··· DATA RECORDS

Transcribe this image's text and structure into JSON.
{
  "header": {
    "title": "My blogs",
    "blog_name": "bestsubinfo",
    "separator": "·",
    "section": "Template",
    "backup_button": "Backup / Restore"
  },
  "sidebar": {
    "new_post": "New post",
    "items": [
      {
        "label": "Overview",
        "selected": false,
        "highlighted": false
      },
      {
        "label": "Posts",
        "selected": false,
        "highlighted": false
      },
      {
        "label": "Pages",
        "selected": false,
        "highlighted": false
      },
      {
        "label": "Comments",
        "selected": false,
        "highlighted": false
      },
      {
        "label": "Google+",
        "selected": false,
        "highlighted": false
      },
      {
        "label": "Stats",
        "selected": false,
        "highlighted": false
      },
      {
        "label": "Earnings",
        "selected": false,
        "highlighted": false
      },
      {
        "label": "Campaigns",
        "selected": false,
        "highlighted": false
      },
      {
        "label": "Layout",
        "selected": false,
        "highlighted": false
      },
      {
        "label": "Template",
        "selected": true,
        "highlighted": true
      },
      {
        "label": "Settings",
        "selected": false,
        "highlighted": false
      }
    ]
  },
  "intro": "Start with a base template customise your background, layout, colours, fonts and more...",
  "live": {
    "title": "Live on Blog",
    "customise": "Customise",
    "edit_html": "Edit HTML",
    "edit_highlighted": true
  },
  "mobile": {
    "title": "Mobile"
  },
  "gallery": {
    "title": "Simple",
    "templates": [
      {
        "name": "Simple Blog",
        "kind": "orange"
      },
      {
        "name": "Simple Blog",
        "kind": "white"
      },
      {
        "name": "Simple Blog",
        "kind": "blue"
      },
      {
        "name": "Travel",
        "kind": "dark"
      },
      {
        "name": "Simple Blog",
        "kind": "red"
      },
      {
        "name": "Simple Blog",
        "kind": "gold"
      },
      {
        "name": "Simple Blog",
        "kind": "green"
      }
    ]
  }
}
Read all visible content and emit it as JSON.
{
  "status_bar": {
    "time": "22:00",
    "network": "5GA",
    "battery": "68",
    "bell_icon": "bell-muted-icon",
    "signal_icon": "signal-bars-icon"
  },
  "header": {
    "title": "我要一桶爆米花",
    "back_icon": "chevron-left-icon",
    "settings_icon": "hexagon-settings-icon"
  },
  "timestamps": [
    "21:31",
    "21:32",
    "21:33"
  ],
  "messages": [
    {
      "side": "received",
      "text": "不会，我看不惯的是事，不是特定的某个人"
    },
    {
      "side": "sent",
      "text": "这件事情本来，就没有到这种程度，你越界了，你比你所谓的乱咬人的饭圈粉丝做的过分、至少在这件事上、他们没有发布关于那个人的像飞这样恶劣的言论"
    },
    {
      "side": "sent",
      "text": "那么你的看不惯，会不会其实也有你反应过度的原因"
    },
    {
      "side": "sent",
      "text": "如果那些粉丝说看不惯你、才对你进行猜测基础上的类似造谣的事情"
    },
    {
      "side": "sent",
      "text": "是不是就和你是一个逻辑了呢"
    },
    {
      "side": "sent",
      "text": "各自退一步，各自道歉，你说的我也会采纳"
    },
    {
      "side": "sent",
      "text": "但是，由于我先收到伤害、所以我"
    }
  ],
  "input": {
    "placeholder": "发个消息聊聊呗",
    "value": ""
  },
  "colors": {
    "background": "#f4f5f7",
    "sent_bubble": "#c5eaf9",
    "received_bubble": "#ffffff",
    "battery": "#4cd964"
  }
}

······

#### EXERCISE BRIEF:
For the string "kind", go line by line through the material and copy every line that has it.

#### THE ANSWER:
        "kind": "orange"
        "kind": "white"
        "kind": "blue"
        "kind": "dark"
        "kind": "red"
        "kind": "gold"
        "kind": "green"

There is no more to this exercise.